WORK REQUIRED:
Please repeat the listing in its entirety, without any alteration.
*** DATA EXCERPTS Section Begins ***
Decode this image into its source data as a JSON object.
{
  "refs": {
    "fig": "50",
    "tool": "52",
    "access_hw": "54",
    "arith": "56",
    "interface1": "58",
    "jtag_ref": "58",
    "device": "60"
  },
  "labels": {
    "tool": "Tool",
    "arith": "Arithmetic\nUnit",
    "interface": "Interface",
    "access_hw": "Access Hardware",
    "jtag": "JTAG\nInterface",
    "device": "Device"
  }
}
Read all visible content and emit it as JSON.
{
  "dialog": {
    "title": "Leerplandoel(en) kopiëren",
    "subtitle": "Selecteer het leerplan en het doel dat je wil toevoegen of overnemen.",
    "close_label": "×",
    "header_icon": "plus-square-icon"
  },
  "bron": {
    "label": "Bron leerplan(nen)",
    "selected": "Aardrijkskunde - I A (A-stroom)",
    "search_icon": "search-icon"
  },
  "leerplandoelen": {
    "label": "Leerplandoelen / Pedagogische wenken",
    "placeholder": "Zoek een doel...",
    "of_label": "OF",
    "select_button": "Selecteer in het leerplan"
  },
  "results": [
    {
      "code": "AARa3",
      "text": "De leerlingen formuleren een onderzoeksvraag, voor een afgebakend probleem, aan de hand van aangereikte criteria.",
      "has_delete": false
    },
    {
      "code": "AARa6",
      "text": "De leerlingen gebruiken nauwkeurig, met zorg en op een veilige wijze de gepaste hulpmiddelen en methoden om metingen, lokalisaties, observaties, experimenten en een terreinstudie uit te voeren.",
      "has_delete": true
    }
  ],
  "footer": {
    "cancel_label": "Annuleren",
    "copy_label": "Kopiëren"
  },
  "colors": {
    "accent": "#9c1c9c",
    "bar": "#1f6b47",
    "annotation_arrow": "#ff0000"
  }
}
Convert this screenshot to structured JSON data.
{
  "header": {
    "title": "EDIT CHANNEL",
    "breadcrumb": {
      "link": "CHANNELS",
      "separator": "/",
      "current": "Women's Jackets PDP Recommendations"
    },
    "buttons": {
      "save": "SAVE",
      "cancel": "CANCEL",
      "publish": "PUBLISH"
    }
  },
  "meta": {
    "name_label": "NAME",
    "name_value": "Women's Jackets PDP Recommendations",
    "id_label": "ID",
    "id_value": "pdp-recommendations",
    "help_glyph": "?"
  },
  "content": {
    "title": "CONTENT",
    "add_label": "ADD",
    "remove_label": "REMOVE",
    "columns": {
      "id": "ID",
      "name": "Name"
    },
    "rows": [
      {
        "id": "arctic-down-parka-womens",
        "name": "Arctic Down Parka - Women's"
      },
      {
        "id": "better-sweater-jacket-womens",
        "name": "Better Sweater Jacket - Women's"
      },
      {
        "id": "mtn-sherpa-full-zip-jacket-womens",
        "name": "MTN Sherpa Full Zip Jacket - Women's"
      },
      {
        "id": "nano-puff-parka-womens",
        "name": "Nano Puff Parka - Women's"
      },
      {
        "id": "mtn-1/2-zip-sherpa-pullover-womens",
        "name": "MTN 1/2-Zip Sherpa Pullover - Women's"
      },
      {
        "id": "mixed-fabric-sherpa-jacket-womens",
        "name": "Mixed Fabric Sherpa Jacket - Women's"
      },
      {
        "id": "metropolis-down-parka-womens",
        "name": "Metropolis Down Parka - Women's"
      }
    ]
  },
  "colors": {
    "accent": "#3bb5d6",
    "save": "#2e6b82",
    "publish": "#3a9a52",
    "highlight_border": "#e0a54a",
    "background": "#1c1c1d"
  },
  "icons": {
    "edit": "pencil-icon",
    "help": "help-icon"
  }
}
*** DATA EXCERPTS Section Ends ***
SOLUTION FOR THIS PROBLEM:
Decode this image into its source data as a JSON object.
{
  "refs": {
    "fig": "50",
    "tool": "52",
    "access_hw": "54",
    "arith": "56",
    "interface1": "58",
    "jtag_ref": "58",
    "device": "60"
  },
  "labels": {
    "tool": "Tool",
    "arith": "Arithmetic\nUnit",
    "interface": "Interface",
    "access_hw": "Access Hardware",
    "jtag": "JTAG\nInterface",
    "device": "Device"
  }
}
Read all visible content and emit it as JSON.
{
  "dialog": {
    "title": "Leerplandoel(en) kopiëren",
    "subtitle": "Selecteer het leerplan en het doel dat je wil toevoegen of overnemen.",
    "close_label": "×",
    "header_icon": "plus-square-icon"
  },
  "bron": {
    "label": "Bron leerplan(nen)",
    "selected": "Aardrijkskunde - I A (A-stroom)",
    "search_icon": "search-icon"
  },
  "leerplandoelen": {
    "label": "Leerplandoelen / Pedagogische wenken",
    "placeholder": "Zoek een doel...",
    "of_label": "OF",
    "select_button": "Selecteer in het leerplan"
  },
  "results": [
    {
      "code": "AARa3",
      "text": "De leerlingen formuleren een onderzoeksvraag, voor een afgebakend probleem, aan de hand van aangereikte criteria.",
      "has_delete": false
    },
    {
      "code": "AARa6",
      "text": "De leerlingen gebruiken nauwkeurig, met zorg en op een veilige wijze de gepaste hulpmiddelen en methoden om metingen, lokalisaties, observaties, experimenten en een terreinstudie uit te voeren.",
      "has_delete": true
    }
  ],
  "footer": {
    "cancel_label": "Annuleren",
    "copy_label": "Kopiëren"
  },
  "colors": {
    "accent": "#9c1c9c",
    "bar": "#1f6b47",
    "annotation_arrow": "#ff0000"
  }
}
Convert this screenshot to structured JSON data.
{
  "header": {
    "title": "EDIT CHANNEL",
    "breadcrumb": {
      "link": "CHANNELS",
      "separator": "/",
      "current": "Women's Jackets PDP Recommendations"
    },
    "buttons": {
      "save": "SAVE",
      "cancel": "CANCEL",
      "publish": "PUBLISH"
    }
  },
  "meta": {
    "name_label": "NAME",
    "name_value": "Women's Jackets PDP Recommendations",
    "id_label": "ID",
    "id_value": "pdp-recommendations",
    "help_glyph": "?"
  },
  "content": {
    "title": "CONTENT",
    "add_label": "ADD",
    "remove_label": "REMOVE",
    "columns": {
      "id": "ID",
      "name": "Name"
    },
    "rows": [
      {
        "id": "arctic-down-parka-womens",
        "name": "Arctic Down Parka - Women's"
      },
      {
        "id": "better-sweater-jacket-womens",
        "name": "Better Sweater Jacket - Women's"
      },
      {
        "id": "mtn-sherpa-full-zip-jacket-womens",
        "name": "MTN Sherpa Full Zip Jacket - Women's"
      },
      {
        "id": "nano-puff-parka-womens",
        "name": "Nano Puff Parka - Women's"
      },
      {
        "id": "mtn-1/2-zip-sherpa-pullover-womens",
        "name": "MTN 1/2-Zip Sherpa Pullover - Women's"
      },
      {
        "id": "mixed-fabric-sherpa-jacket-womens",
        "name": "Mixed Fabric Sherpa Jacket - Women's"
      },
      {
        "id": "metropolis-down-parka-womens",
        "name": "Metropolis Down Parka - Women's"
      }
    ]
  },
  "colors": {
    "accent": "#3bb5d6",
    "save": "#2e6b82",
    "publish": "#3a9a52",
    "highlight_border": "#e0a54a",
    "background": "#1c1c1d"
  },
  "icons": {
    "edit": "pencil-icon",
    "help": "help-icon"
  }
}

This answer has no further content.